EXERCISE DATA Block Start
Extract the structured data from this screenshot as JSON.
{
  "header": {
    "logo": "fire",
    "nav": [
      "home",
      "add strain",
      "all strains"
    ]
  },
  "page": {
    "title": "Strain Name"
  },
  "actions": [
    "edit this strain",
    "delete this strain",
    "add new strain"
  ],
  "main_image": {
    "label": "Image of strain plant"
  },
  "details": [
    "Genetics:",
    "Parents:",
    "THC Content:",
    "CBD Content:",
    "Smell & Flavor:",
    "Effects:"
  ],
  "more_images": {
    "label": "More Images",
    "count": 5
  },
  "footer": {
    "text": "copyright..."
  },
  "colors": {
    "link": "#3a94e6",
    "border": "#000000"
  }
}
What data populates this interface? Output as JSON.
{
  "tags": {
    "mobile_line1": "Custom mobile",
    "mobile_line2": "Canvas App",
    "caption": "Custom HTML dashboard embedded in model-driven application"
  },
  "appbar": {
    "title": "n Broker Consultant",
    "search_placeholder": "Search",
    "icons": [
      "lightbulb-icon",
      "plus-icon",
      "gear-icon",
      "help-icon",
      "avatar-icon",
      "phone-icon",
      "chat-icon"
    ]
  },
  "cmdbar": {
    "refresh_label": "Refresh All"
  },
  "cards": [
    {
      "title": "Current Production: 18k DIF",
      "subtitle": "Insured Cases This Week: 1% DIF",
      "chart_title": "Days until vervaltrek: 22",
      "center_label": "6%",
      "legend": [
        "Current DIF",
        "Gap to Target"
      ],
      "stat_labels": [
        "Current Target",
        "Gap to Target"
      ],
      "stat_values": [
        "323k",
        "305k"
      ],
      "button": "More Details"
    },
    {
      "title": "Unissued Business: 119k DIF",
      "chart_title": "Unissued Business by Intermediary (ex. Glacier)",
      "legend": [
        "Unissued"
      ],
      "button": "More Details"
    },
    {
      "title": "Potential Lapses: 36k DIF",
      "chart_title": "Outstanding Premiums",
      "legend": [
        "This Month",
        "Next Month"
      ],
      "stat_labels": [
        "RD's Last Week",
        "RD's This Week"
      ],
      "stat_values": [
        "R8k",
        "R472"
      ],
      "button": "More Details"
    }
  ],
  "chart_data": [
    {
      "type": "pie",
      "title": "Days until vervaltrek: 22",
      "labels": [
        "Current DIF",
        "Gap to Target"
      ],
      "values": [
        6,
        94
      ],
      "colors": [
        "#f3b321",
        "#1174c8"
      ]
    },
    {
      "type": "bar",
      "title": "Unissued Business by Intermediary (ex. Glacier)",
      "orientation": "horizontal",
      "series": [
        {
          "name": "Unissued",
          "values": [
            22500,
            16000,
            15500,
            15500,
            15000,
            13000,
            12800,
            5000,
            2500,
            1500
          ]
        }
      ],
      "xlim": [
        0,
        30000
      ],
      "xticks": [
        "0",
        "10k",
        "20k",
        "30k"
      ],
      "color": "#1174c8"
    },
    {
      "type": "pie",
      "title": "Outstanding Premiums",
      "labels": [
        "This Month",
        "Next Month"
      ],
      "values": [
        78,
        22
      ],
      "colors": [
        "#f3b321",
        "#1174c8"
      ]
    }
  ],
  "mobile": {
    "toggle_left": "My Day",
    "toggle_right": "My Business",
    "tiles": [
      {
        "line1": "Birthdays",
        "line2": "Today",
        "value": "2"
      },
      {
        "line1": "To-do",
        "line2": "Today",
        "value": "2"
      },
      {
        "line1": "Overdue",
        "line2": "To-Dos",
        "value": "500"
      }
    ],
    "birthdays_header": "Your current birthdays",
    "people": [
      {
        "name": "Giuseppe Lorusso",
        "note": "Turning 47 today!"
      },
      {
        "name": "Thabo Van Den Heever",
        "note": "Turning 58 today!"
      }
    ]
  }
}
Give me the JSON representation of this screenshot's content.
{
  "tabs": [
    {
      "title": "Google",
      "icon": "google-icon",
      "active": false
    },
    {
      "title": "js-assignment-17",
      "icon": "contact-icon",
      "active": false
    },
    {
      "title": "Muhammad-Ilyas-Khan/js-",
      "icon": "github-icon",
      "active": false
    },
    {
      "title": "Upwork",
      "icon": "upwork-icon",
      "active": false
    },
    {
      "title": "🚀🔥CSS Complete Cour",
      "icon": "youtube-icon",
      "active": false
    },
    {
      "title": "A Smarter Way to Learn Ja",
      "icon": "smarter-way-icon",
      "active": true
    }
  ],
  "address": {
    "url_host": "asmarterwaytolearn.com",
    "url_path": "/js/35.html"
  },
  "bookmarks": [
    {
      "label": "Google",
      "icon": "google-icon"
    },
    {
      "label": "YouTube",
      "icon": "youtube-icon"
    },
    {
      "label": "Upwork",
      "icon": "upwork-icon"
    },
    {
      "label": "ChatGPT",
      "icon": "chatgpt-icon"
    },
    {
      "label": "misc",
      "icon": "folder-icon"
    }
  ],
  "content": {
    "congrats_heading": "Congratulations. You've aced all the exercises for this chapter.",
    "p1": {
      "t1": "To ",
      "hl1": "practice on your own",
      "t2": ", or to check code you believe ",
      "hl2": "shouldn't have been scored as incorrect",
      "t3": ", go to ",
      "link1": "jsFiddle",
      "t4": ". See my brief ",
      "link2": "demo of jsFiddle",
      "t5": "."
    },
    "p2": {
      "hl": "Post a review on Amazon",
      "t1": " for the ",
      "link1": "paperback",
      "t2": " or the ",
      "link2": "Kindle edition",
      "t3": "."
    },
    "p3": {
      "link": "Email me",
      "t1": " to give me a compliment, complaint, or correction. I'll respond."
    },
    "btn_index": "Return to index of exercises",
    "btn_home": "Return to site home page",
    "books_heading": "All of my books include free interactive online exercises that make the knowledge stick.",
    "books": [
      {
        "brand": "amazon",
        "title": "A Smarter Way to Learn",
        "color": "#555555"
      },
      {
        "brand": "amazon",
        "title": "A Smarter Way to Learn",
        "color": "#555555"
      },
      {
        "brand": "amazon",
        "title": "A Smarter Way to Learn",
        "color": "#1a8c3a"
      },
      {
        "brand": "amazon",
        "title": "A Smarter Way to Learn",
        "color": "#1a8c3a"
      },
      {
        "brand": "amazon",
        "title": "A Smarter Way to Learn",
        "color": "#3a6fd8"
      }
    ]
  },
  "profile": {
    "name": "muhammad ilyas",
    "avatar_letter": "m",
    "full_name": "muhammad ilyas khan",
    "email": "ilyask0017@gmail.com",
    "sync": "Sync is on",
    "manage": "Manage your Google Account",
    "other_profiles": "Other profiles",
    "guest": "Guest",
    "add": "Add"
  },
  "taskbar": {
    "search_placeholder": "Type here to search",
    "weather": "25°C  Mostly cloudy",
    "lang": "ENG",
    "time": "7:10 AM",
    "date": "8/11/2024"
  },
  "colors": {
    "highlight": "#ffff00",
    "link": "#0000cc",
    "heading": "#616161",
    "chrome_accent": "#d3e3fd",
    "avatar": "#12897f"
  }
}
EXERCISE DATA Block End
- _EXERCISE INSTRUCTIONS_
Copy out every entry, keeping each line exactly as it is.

- _COMPLETED EXERCISE_
Extract the structured data from this screenshot as JSON.
{
  "header": {
    "logo": "fire",
    "nav": [
      "home",
      "add strain",
      "all strains"
    ]
  },
  "page": {
    "title": "Strain Name"
  },
  "actions": [
    "edit this strain",
    "delete this strain",
    "add new strain"
  ],
  "main_image": {
    "label": "Image of strain plant"
  },
  "details": [
    "Genetics:",
    "Parents:",
    "THC Content:",
    "CBD Content:",
    "Smell & Flavor:",
    "Effects:"
  ],
  "more_images": {
    "label": "More Images",
    "count": 5
  },
  "footer": {
    "text": "copyright..."
  },
  "colors": {
    "link": "#3a94e6",
    "border": "#000000"
  }
}
What data populates this interface? Output as JSON.
{
  "tags": {
    "mobile_line1": "Custom mobile",
    "mobile_line2": "Canvas App",
    "caption": "Custom HTML dashboard embedded in model-driven application"
  },
  "appbar": {
    "title": "n Broker Consultant",
    "search_placeholder": "Search",
    "icons": [
      "lightbulb-icon",
      "plus-icon",
      "gear-icon",
      "help-icon",
      "avatar-icon",
      "phone-icon",
      "chat-icon"
    ]
  },
  "cmdbar": {
    "refresh_label": "Refresh All"
  },
  "cards": [
    {
      "title": "Current Production: 18k DIF",
      "subtitle": "Insured Cases This Week: 1% DIF",
      "chart_title": "Days until vervaltrek: 22",
      "center_label": "6%",
      "legend": [
        "Current DIF",
        "Gap to Target"
      ],
      "stat_labels": [
        "Current Target",
        "Gap to Target"
      ],
      "stat_values": [
        "323k",
        "305k"
      ],
      "button": "More Details"
    },
    {
      "title": "Unissued Business: 119k DIF",
      "chart_title": "Unissued Business by Intermediary (ex. Glacier)",
      "legend": [
        "Unissued"
      ],
      "button": "More Details"
    },
    {
      "title": "Potential Lapses: 36k DIF",
      "chart_title": "Outstanding Premiums",
      "legend": [
        "This Month",
        "Next Month"
      ],
      "stat_labels": [
        "RD's Last Week",
        "RD's This Week"
      ],
      "stat_values": [
        "R8k",
        "R472"
      ],
      "button": "More Details"
    }
  ],
  "chart_data": [
    {
      "type": "pie",
      "title": "Days until vervaltrek: 22",
      "labels": [
        "Current DIF",
        "Gap to Target"
      ],
      "values": [
        6,
        94
      ],
      "colors": [
        "#f3b321",
        "#1174c8"
      ]
    },
    {
      "type": "bar",
      "title": "Unissued Business by Intermediary (ex. Glacier)",
      "orientation": "horizontal",
      "series": [
        {
          "name": "Unissued",
          "values": [
            22500,
            16000,
            15500,
            15500,
            15000,
            13000,
            12800,
            5000,
            2500,
            1500
          ]
        }
      ],
      "xlim": [
        0,
        30000
      ],
      "xticks": [
        "0",
        "10k",
        "20k",
        "30k"
      ],
      "color": "#1174c8"
    },
    {
      "type": "pie",
      "title": "Outstanding Premiums",
      "labels": [
        "This Month",
        "Next Month"
      ],
      "values": [
        78,
        22
      ],
      "colors": [
        "#f3b321",
        "#1174c8"
      ]
    }
  ],
  "mobile": {
    "toggle_left": "My Day",
    "toggle_right": "My Business",
    "tiles": [
      {
        "line1": "Birthdays",
        "line2": "Today",
        "value": "2"
      },
      {
        "line1": "To-do",
        "line2": "Today",
        "value": "2"
      },
      {
        "line1": "Overdue",
        "line2": "To-Dos",
        "value": "500"
      }
    ],
    "birthdays_header": "Your current birthdays",
    "people": [
      {
        "name": "Giuseppe Lorusso",
        "note": "Turning 47 today!"
      },
      {
        "name": "Thabo Van Den Heever",
        "note": "Turning 58 today!"
      }
    ]
  }
}
Give me the JSON representation of this screenshot's content.
{
  "tabs": [
    {
      "title": "Google",
      "icon": "google-icon",
      "active": false
    },
    {
      "title": "js-assignment-17",
      "icon": "contact-icon",
      "active": false
    },
    {
      "title": "Muhammad-Ilyas-Khan/js-",
      "icon": "github-icon",
      "active": false
    },
    {
      "title": "Upwork",
      "icon": "upwork-icon",
      "active": false
    },
    {
      "title": "🚀🔥CSS Complete Cour",
      "icon": "youtube-icon",
      "active": false
    },
    {
      "title": "A Smarter Way to Learn Ja",
      "icon": "smarter-way-icon",
      "active": true
    }
  ],
  "address": {
    "url_host": "asmarterwaytolearn.com",
    "url_path": "/js/35.html"
  },
  "bookmarks": [
    {
      "label": "Google",
      "icon": "google-icon"
    },
    {
      "label": "YouTube",
      "icon": "youtube-icon"
    },
    {
      "label": "Upwork",
      "icon": "upwork-icon"
    },
    {
      "label": "ChatGPT",
      "icon": "chatgpt-icon"
    },
    {
      "label": "misc",
      "icon": "folder-icon"
    }
  ],
  "content": {
    "congrats_heading": "Congratulations. You've aced all the exercises for this chapter.",
    "p1": {
      "t1": "To ",
      "hl1": "practice on your own",
      "t2": ", or to check code you believe ",
      "hl2": "shouldn't have been scored as incorrect",
      "t3": ", go to ",
      "link1": "jsFiddle",
      "t4": ". See my brief ",
      "link2": "demo of jsFiddle",
      "t5": "."
    },
    "p2": {
      "hl": "Post a review on Amazon",
      "t1": " for the ",
      "link1": "paperback",
      "t2": " or the ",
      "link2": "Kindle edition",
      "t3": "."
    },
    "p3": {
      "link": "Email me",
      "t1": " to give me a compliment, complaint, or correction. I'll respond."
    },
    "btn_index": "Return to index of exercises",
    "btn_home": "Return to site home page",
    "books_heading": "All of my books include free interactive online exercises that make the knowledge stick.",
    "books": [
      {
        "brand": "amazon",
        "title": "A Smarter Way to Learn",
        "color": "#555555"
      },
      {
        "brand": "amazon",
        "title": "A Smarter Way to Learn",
        "color": "#555555"
      },
      {
        "brand": "amazon",
        "title": "A Smarter Way to Learn",
        "color": "#1a8c3a"
      },
      {
        "brand": "amazon",
        "title": "A Smarter Way to Learn",
        "color": "#1a8c3a"
      },
      {
        "brand": "amazon",
        "title": "A Smarter Way to Learn",
        "color": "#3a6fd8"
      }
    ]
  },
  "profile": {
    "name": "muhammad ilyas",
    "avatar_letter": "m",
    "full_name": "muhammad ilyas khan",
    "email": "ilyask0017@gmail.com",
    "sync": "Sync is on",
    "manage": "Manage your Google Account",
    "other_profiles": "Other profiles",
    "guest": "Guest",
    "add": "Add"
  },
  "taskbar": {
    "search_placeholder": "Type here to search",
    "weather": "25°C  Mostly cloudy",
    "lang": "ENG",
    "time": "7:10 AM",
    "date": "8/11/2024"
  },
  "colors": {
    "highlight": "#ffff00",
    "link": "#0000cc",
    "heading": "#616161",
    "chrome_accent": "#d3e3fd",
    "avatar": "#12897f"
  }
}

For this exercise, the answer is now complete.